I sniffed "Firefly" and found it to be an exact replica of July evenings in northern Vermont. EXACT. Down to the wet, dark evening grass and the wine soaked mother and aunts on the front porch. It smelled exactly like dirt roads, raspberries, and being poor. Swimming holes, rotting leaves, clover, and station wagons. Spiders, cousins, wet bathing suits, and a kitchen full of steam from boiling corn. It was all there.
Scent is a powerful thing. Ask my dog, who just last week, on his walk home from his very first New York City grooming appointment, hurled himself into a slick puddle of mystery ick beside the Happy Halal Lunch Truck across from the Tyra Banks / Martha Stewart TV studios and writhed spastically on his back until his entire top half smelled of death and coriander. SOMEONE will not be getting the hand knitted holiday sweater as planned.
Inspired equally to re-capture the scents of my childhood and to mask the smell of decay that my dog prefers, I decided to experiment with scents. My plan is to make holiday gifts for everyone in my family. I picked a place in Vermont that we all remember very fondly: Alpine Haven. Alpine Haven was the adorably kitschy chalet style vacation community in which my grandparents retired, there was a pool there that we all used almost every day in the summer. My grandmother would appear poolside post siesta with her mules and sunglasses, put on a bathing cap with big white plastic flowers on it, and swim back and forth in an elegant breast stroke that was, in itself, so memorable that I can still stretch my neck and move my arms in a certain way and any one of my cousins will know exactly who I am pretending to be, without saying a word. She was an elegant woman. She wore chanel no.5 (I am certain that she was the only woman I knew who wore perfume until I was an adult) and did not drive.
Not everyone wears perfume, so I am planning to make aromatic diffusers with bamboo sticks. These are better than candles, because you can't leave them burning accidentally. I was happily shocked to find that I could make them inexpensively. I plan to add my own custom labels, probably with a picture of my grandmother on them.
My Alpine Haven blend is still needing a bit of tweaking, but so far I have decided on a mixture of essential oils of Pine (just a touch), Birch, Geranium, Chamomile (it grew wild all around the pool), and just the tiniest amount of Chanel No. 5, which I had to beg for in small sample quantities at the perfume counter at Bloomingdales because I really didn't want a whole bottle. If I add a tiny bit of blue food dye it will be the color of a swimming pool. Everything else I have managed to find online, but I am thinking about other ingredients that I might have to hunt down, just to make it more interesting.

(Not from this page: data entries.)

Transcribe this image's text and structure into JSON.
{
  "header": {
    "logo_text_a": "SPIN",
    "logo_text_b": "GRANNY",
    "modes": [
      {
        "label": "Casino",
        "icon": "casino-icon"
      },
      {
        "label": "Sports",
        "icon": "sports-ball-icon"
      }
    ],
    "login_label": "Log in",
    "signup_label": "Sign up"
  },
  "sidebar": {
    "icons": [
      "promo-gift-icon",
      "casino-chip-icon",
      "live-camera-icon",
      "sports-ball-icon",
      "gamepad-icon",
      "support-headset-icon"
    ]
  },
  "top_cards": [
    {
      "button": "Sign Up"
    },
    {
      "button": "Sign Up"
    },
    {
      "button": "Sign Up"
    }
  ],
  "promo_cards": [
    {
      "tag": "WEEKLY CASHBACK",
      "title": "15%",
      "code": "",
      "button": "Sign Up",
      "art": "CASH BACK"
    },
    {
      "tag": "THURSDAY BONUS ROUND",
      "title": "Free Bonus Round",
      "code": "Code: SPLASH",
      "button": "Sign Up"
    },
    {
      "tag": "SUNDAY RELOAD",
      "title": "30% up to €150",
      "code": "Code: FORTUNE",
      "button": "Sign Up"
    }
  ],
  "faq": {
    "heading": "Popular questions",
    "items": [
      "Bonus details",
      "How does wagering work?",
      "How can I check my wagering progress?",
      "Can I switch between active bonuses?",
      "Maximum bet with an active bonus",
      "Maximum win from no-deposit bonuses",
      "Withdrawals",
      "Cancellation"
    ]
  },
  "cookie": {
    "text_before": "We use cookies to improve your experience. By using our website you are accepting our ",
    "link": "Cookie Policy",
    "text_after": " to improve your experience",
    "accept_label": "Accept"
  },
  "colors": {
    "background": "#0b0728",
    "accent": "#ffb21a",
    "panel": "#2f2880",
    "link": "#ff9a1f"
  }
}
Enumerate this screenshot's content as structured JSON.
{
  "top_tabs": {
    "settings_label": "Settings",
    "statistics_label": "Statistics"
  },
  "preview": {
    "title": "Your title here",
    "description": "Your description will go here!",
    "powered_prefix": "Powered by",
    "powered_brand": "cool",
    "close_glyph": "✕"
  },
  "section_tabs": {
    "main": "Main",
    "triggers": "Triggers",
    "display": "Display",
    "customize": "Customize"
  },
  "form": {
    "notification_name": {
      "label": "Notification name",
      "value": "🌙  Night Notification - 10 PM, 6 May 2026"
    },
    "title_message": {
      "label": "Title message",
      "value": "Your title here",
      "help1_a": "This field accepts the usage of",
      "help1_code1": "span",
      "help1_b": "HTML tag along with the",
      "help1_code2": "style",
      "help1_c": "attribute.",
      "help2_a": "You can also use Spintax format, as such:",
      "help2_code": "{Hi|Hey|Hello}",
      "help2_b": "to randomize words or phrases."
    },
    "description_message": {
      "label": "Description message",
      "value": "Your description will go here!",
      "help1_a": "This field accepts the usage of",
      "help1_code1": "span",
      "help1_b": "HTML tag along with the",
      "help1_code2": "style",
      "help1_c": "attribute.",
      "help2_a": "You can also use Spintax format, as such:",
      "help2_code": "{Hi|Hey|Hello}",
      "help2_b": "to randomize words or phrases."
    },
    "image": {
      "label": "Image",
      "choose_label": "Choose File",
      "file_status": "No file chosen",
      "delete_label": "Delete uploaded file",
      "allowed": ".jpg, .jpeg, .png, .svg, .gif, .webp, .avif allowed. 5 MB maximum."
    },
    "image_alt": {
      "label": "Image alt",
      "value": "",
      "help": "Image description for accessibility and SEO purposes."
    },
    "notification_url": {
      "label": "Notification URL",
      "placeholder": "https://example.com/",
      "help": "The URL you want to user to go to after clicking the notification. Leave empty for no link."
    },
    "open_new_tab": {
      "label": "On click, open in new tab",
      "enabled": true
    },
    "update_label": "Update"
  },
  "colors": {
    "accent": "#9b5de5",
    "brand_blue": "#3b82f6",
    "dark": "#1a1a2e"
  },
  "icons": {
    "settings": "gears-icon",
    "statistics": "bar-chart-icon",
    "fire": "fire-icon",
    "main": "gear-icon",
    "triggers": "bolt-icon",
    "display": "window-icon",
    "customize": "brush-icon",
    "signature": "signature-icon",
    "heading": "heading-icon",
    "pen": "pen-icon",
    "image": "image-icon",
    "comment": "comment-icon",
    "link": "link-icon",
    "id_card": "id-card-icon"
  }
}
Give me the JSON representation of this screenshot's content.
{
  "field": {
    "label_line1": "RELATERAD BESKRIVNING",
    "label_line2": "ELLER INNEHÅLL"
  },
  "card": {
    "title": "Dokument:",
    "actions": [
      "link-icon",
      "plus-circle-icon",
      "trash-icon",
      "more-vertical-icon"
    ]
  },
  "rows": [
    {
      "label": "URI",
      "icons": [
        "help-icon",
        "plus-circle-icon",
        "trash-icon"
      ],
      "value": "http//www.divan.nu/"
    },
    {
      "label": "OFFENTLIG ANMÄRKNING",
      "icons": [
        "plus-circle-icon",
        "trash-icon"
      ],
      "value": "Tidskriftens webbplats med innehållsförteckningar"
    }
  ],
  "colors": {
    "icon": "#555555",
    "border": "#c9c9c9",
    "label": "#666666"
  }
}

The options for holiday gifts involving custom scents are really endless... for supplies plus great instructional videos on making custom perfumes, candles, soaps, lip balms and much more, check out snowdriftfarm.com.